## Activity
Below are records. Find each line in them that holds the word "Click" and copy it.

### Data supplied ###

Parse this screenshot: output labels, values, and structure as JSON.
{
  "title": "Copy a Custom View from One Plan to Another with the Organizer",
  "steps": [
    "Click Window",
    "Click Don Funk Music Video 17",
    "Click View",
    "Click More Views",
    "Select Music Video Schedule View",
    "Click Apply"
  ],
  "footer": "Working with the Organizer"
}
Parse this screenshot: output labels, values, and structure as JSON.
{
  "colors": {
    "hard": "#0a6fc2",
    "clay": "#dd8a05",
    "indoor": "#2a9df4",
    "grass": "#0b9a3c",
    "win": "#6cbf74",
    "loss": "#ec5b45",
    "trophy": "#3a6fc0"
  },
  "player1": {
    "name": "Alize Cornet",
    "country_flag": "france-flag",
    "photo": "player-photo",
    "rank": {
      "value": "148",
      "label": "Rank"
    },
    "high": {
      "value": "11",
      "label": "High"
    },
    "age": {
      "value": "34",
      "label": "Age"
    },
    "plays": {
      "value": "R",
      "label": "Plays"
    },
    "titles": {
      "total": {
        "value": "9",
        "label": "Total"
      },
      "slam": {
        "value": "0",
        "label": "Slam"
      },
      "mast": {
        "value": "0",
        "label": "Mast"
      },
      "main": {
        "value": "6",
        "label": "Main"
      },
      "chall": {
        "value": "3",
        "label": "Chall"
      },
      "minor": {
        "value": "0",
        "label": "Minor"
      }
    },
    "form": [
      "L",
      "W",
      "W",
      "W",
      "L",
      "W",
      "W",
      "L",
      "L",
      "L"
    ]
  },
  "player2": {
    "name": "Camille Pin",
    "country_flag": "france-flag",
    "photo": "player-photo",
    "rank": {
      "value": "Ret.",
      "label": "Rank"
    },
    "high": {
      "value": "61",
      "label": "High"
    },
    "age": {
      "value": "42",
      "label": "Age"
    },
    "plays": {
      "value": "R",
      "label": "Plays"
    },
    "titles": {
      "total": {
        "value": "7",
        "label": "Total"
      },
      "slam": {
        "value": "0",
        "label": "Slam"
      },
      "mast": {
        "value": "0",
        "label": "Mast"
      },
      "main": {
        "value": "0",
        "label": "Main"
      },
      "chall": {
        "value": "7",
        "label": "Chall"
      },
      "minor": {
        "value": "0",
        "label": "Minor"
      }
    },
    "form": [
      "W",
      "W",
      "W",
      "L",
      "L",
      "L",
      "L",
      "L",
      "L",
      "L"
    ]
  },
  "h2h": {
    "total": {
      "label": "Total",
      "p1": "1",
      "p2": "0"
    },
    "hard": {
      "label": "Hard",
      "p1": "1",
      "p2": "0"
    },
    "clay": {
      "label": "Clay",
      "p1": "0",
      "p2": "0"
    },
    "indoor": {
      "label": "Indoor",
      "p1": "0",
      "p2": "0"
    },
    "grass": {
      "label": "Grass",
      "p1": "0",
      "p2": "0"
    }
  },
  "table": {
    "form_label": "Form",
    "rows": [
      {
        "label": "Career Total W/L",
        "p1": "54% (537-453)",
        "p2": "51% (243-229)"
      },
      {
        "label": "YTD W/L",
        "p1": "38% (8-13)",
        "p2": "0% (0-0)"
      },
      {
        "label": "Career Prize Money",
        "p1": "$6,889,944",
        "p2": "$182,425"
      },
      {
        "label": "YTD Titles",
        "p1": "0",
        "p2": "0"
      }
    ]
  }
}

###

## The completed task
    "Click Window",
    "Click Don Funk Music Video 17",
    "Click View",
    "Click More Views",
    "Click Apply"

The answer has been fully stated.